" Don't mind that, Pa," said Fend, " we have everything in our
hand still; I nor my children have to work ; what we pay the negro
for his labor now is just a little more than it cost us to take care of
them before the war."
" Yes," replied the aged father, " but we are parting away with.
our land, which is our greatest prop."
" Circumstances," said Fend, " force us to sell a little land just to
get the necessaries of life, but we yet have more than we can culti¬
vate or rent to the negroes."
The want of money is forcing Fend to sell, and the desire of inde¬
pendence is forcing Moor to buy
The following day Timus and Braddo came to be hired by Fend.
" Old massa," said Timus, "you know I kin work."
Fend said " I know it. Had you been with me ever since free¬
dom you would have something to-day However, I'll furnish the
mule and land for a one-horse farm ; you furnish the labor and go
one-third of the expenses and take one-third of the crop ; your pro¬
visions and share of the expenses come out of your share of the
Timus accepted the offer, but Braddo refused, and called on Com¬
mer, saying : " All I want, sir, is good wages ; I'll ge you no trouble
'bout my work."
After they had disputed awhile on the wages, they at last agreed
to this: Commer was to give Braddo $60 for the year, a peck of
corn, two pounds of bacon with salt a week. Braddo contested further,
and was*given every Saturday and enough land for him and family
to run a little farm upon ; but Commer declared : "I wouldn't ge
another nigger such a bargain I ge you, 'cause I want you to lead the
other hands I have."
Commer is one of the "no-blooded" Southerners whose money
was principally made since the war. He is a man of thrift and en¬
terprise. He lives not far from Fend, and has on his farm a store.
Any of his hands may open an account at the store, and all of them
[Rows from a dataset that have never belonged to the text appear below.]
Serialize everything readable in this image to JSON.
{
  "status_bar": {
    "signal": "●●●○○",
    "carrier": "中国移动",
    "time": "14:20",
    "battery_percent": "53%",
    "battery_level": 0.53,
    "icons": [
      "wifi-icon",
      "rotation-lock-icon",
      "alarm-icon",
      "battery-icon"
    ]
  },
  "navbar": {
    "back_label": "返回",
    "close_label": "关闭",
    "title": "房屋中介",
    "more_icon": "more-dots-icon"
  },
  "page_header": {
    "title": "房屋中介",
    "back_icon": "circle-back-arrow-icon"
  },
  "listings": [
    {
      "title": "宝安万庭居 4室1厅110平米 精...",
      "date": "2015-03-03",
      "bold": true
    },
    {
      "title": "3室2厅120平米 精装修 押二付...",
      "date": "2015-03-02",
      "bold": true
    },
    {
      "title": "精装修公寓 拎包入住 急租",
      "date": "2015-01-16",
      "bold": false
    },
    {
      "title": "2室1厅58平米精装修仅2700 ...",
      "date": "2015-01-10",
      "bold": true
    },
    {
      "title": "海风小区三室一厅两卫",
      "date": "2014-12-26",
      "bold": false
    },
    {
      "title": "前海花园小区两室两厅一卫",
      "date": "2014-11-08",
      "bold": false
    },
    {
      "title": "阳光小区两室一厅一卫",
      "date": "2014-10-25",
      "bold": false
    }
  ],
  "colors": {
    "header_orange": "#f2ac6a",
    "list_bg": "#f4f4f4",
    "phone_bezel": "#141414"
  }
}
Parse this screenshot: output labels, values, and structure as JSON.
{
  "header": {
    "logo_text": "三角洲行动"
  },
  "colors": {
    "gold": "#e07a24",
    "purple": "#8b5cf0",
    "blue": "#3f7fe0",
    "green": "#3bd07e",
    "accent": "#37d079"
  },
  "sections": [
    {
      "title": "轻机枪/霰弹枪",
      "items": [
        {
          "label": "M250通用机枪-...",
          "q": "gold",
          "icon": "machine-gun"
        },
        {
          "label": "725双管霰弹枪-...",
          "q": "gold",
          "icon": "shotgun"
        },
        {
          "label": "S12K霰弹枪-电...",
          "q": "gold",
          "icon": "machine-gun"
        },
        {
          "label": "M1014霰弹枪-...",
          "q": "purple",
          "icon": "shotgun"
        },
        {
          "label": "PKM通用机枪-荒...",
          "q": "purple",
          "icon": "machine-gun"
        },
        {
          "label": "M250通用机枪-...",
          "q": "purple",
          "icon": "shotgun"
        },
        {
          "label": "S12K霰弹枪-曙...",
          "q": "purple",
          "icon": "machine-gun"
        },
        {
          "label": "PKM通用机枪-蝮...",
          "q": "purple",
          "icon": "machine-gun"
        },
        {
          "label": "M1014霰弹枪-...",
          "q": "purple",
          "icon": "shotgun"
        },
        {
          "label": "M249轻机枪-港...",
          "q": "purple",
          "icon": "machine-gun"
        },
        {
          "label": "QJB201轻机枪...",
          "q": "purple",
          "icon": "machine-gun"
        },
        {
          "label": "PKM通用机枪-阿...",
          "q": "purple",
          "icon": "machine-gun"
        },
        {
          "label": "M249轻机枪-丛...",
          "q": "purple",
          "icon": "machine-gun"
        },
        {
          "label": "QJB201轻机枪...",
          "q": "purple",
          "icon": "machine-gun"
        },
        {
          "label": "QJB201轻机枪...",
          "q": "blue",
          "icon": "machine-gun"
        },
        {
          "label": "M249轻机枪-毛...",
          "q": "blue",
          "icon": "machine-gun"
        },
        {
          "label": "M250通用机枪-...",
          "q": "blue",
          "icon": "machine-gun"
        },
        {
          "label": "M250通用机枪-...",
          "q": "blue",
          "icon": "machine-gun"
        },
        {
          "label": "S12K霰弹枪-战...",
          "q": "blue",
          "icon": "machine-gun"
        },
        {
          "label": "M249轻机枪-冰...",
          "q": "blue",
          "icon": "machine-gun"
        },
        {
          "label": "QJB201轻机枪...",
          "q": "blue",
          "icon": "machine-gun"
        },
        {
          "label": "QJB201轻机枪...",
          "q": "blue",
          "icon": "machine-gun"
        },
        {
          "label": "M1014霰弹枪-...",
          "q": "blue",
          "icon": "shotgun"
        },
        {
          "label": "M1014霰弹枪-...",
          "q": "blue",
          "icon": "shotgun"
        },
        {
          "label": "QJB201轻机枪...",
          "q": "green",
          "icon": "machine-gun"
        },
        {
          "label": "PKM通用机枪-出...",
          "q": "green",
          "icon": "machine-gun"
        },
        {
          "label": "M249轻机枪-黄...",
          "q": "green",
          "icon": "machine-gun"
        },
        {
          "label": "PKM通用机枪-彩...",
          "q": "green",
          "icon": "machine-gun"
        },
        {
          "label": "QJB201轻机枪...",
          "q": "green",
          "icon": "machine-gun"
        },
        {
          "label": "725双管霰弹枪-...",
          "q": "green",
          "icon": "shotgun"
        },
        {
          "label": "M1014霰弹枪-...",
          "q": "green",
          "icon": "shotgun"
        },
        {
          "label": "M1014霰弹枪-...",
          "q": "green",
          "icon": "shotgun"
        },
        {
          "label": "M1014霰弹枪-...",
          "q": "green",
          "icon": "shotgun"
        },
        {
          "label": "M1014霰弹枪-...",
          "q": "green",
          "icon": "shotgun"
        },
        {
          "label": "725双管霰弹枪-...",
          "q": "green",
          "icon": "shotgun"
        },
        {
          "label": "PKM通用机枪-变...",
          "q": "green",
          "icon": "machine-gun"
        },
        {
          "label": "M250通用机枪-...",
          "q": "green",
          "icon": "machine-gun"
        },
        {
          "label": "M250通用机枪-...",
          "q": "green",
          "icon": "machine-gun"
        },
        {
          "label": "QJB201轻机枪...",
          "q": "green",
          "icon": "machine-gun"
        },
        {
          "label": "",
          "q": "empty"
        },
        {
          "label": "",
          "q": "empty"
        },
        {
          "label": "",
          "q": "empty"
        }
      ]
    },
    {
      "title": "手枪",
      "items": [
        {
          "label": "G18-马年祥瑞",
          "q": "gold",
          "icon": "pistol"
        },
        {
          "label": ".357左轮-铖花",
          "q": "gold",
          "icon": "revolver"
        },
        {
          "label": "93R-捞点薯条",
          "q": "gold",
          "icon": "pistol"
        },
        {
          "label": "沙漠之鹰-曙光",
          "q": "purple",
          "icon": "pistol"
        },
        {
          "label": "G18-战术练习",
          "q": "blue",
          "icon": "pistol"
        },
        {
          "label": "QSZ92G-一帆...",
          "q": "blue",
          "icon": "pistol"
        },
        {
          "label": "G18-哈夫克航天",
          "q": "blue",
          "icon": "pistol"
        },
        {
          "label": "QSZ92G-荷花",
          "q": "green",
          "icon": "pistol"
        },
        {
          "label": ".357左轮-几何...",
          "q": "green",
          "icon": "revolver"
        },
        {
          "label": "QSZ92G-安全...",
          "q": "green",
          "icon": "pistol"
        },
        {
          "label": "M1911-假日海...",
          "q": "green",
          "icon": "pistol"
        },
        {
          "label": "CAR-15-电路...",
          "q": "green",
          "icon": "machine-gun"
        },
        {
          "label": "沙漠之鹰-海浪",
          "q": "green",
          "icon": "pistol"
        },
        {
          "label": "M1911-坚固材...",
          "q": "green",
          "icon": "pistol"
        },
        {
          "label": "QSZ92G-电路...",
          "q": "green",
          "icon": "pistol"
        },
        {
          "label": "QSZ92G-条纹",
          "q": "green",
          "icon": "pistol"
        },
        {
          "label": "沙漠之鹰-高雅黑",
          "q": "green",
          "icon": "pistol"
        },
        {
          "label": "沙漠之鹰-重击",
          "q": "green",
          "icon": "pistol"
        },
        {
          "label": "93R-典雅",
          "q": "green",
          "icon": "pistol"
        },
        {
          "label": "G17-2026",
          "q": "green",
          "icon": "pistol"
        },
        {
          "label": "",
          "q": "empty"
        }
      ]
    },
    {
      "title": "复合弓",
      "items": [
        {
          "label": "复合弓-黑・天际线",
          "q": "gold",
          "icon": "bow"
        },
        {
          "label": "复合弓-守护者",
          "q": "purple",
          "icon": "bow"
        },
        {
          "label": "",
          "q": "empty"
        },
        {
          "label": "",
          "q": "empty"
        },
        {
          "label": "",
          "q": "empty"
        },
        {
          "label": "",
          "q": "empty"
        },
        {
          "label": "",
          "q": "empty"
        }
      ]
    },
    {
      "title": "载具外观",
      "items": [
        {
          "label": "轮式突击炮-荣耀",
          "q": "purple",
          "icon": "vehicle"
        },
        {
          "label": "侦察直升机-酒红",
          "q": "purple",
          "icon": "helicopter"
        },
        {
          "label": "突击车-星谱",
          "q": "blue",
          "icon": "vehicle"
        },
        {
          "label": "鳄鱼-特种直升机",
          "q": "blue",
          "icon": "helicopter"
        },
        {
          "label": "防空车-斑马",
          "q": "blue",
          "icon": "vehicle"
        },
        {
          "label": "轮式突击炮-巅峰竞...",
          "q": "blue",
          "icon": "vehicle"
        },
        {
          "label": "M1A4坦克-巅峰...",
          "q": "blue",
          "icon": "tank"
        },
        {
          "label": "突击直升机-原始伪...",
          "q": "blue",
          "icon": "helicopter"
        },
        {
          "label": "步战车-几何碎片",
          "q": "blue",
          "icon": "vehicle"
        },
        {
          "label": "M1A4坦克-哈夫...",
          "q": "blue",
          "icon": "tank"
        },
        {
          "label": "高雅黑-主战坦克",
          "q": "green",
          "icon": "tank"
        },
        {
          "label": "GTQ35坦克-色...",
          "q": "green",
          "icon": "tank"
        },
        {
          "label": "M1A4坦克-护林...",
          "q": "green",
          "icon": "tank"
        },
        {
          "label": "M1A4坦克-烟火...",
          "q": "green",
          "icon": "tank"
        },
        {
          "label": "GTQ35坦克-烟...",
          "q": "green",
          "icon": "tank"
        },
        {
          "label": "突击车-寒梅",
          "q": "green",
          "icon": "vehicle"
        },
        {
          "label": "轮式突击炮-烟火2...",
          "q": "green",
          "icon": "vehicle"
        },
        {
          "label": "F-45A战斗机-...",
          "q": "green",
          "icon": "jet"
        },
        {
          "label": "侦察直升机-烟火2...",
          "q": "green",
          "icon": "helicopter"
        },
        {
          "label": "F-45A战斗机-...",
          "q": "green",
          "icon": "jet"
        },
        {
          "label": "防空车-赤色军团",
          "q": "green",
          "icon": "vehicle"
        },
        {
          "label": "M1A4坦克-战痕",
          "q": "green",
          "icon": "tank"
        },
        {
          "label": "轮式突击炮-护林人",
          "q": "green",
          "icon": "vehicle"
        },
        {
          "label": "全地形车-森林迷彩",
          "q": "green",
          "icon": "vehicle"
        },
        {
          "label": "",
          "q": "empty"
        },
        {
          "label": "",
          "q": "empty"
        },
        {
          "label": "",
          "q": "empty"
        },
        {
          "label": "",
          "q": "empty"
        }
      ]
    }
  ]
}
are paid there in money or goods. He has in his employ Fonnit, who
waits in the store, about "the house," and goes off on errands.
Fonnit is the youngest and only surviving son of Sorney, whose sup¬
port depends upon the labor of her son.
In the afternoon of the same day Fection, Commer's son, went to
have the paper drawn up with Chival for the loan of the $500. He